Destination Maternity has a new CEO — a woman — and a new board in which three of the four directors are women.
Marla Ryan, 51, will take over as interim chief executive at the Moorestown-based maternity clothing retailer, according to the initial returns from Wednesday's proxy vote.
Company management lost a proxy vote to remain at the helm of the troubled company, and the incumbent board members are now out. That includes Pierre-André Mestre, chairman of the largest stockholder, French retailer Orchestra; Peter Longo, Barry Erdos, and Melissa Payner-Gregor, the prior interim CEO.
The vote was held Wednesday at the company's Moorestown headquarters at 9:15 a.m. The final proxy inspection isn't expected until Friday or next Tuesday, after Memorial Day.
"We are excited about the opportunity to work with employees and management. There's tremendous opportunity to build the business back to what it deserves to be," said Ryan, a 25-year retail executive most recently with Land's End. She also said the new board will work "very amicably" with the current interim CEO.
Outside proxy consultants voted mostly for the new board. Institutional Shareholder Services (ISS), a proxy advisory service, recommended that shareholders vote in a split board at Destination Maternity, including two management board member candidates and two outside board candidates, while Glass-Lewis, another proxy advisory service, recommended voting with management's slate.
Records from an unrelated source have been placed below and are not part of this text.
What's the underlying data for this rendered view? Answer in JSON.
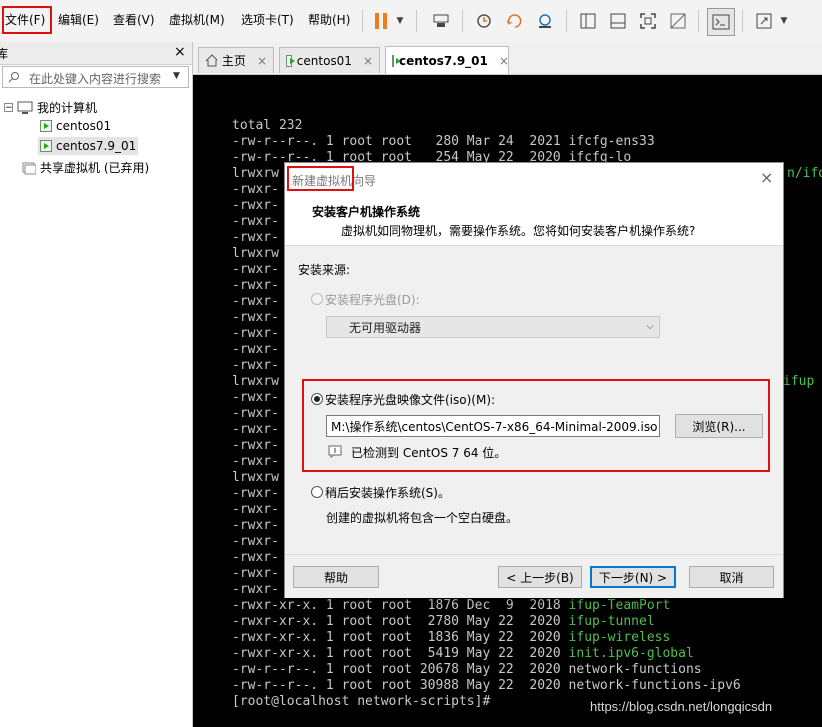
{
  "menu": {
    "file": "文件(F)",
    "edit": "编辑(E)",
    "view": "查看(V)",
    "vm": "虚拟机(M)",
    "tabs": "选项卡(T)",
    "help": "帮助(H)"
  },
  "toolbar_icons": [
    "pause-icon",
    "dropdown-icon",
    "send-keys-icon",
    "snapshot-icon",
    "revert-snapshot-icon",
    "manage-snapshots-icon",
    "sidebar-view-icon",
    "single-view-icon",
    "fullscreen-icon",
    "unity-icon",
    "console-icon",
    "stretch-icon"
  ],
  "library": {
    "title": "库",
    "close": "×",
    "search_placeholder": "在此处键入内容进行搜索",
    "root": "我的计算机",
    "items": [
      {
        "label": "centos01"
      },
      {
        "label": "centos7.9_01"
      }
    ],
    "shared": "共享虚拟机 (已弃用)"
  },
  "tabs": [
    {
      "label": "主页",
      "close": "×"
    },
    {
      "label": "centos01",
      "close": "×"
    },
    {
      "label": "centos7.9_01",
      "close": "×"
    }
  ],
  "terminal": {
    "lines": [
      {
        "plain": "total 232",
        "green": ""
      },
      {
        "plain": "-rw-r--r--. 1 root root   280 Mar 24  2021 ",
        "green": "",
        "rest": "ifcfg-ens33"
      },
      {
        "plain": "-rw-r--r--. 1 root root   254 May 22  2020 ",
        "green": "",
        "rest": "ifcfg-lo"
      },
      {
        "plain": "lrwxrw",
        "green": "",
        "rest": ""
      },
      {
        "plain": "-rwxr-",
        "green": ""
      },
      {
        "plain": "-rwxr-",
        "green": ""
      },
      {
        "plain": "-rwxr-",
        "green": ""
      },
      {
        "plain": "-rwxr-",
        "green": ""
      },
      {
        "plain": "lrwxrw",
        "green": ""
      },
      {
        "plain": "-rwxr-",
        "green": ""
      },
      {
        "plain": "-rwxr-",
        "green": ""
      },
      {
        "plain": "-rwxr-",
        "green": ""
      },
      {
        "plain": "-rwxr-",
        "green": ""
      },
      {
        "plain": "-rwxr-",
        "green": ""
      },
      {
        "plain": "-rwxr-",
        "green": ""
      },
      {
        "plain": "-rwxr-",
        "green": ""
      },
      {
        "plain": "lrwxrw",
        "green": ""
      },
      {
        "plain": "-rwxr-",
        "green": ""
      },
      {
        "plain": "-rwxr-",
        "green": ""
      },
      {
        "plain": "-rwxr-",
        "green": ""
      },
      {
        "plain": "-rwxr-",
        "green": ""
      },
      {
        "plain": "-rwxr-",
        "green": ""
      },
      {
        "plain": "lrwxrw",
        "green": ""
      },
      {
        "plain": "-rwxr-",
        "green": ""
      },
      {
        "plain": "-rwxr-",
        "green": ""
      },
      {
        "plain": "-rwxr-",
        "green": ""
      },
      {
        "plain": "-rwxr-",
        "green": ""
      },
      {
        "plain": "-rwxr-",
        "green": ""
      },
      {
        "plain": "-rwxr-",
        "green": ""
      },
      {
        "plain": "-rwxr-",
        "green": ""
      },
      {
        "plain": "-rwxr-xr-x. 1 root root  1876 Dec  9  2018 ",
        "green": "ifup-TeamPort"
      },
      {
        "plain": "-rwxr-xr-x. 1 root root  2780 May 22  2020 ",
        "green": "ifup-tunnel"
      },
      {
        "plain": "-rwxr-xr-x. 1 root root  1836 May 22  2020 ",
        "green": "ifup-wireless"
      },
      {
        "plain": "-rwxr-xr-x. 1 root root  5419 May 22  2020 ",
        "green": "init.ipv6-global"
      },
      {
        "plain": "-rw-r--r--. 1 root root 20678 May 22  2020 ",
        "green": "",
        "rest": "network-functions"
      },
      {
        "plain": "-rw-r--r--. 1 root root 30988 May 22  2020 ",
        "green": "",
        "rest": "network-functions-ipv6"
      },
      {
        "plain": "[root@localhost network-scripts]#",
        "green": ""
      }
    ],
    "right_fragments": [
      "n/ifd",
      "ifup"
    ]
  },
  "dialog": {
    "title_prefix": "新建虚拟机",
    "title_suffix": "向导",
    "close": "×",
    "heading": "安装客户机操作系统",
    "subheading": "虚拟机如同物理机，需要操作系统。您将如何安装客户机操作系统?",
    "source_label": "安装来源:",
    "option_disc": "安装程序光盘(D):",
    "disc_select": "无可用驱动器",
    "option_iso": "安装程序光盘映像文件(iso)(M):",
    "iso_path": "M:\\操作系统\\centos\\CentOS-7-x86_64-Minimal-2009.iso",
    "browse": "浏览(R)...",
    "detected": "已检测到 CentOS 7 64 位。",
    "option_later": "稍后安装操作系统(S)。",
    "later_desc": "创建的虚拟机将包含一个空白硬盘。",
    "btn_help": "帮助",
    "btn_back": "< 上一步(B)",
    "btn_next": "下一步(N) >",
    "btn_cancel": "取消"
  },
  "watermark": "https://blog.csdn.net/longqicsdn",
  "colors": {
    "highlight": "#e01010",
    "terminal_green": "#4ec04e",
    "terminal_bg": "#000000"
  }
}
Egan Jones, which ranks corporate debt, recommended a vote for the dissident shareholders and the new board.
Besides Ryan, the new board includes the entire dissident slate: Holly N. Alden, cofounder of Skullcandy with her husband, Rick Alden; Christopher Morgan, formerly an equity analyst at Kingdon Capital; and Anne-Charlotte Windal, a former Wall Street retail analyst with Bernstein Research.
The activist shareholder campaign was waged by Kenosis Capital, an investment fund headed by Peter O'Malley, and Nathan Miller of NGM Capital, two investors who wanted to vote in a clean slate at the mother-and-baby retailer.
Together, the dissident investors held roughly 9 percent of Destination Maternity, or about 14.6 million shares. Last fall, Destination Maternity did battle with French shareholder and competitor Orchestra, and after a bitter proxy battle, gave it a seat on the board.
After Wednesday's vote, Destination Maternity's stock gained more than 6 percent to close at $2.90 a share. Destination Maternity shares have dropped from more than $30 a share in 2013 to less than $2 a share last fall.
The nominee board members and dissident shareholders put forth a turnaround plan laid out at a website called DestFacts.com. In the executive summary, the dissidents proposed targeting $7.5 million in corporate overhead, reducing unnecessary recurring costs, reducing reliance on third parties and vendors, and renegotiating lease costs for a savings of $2 million.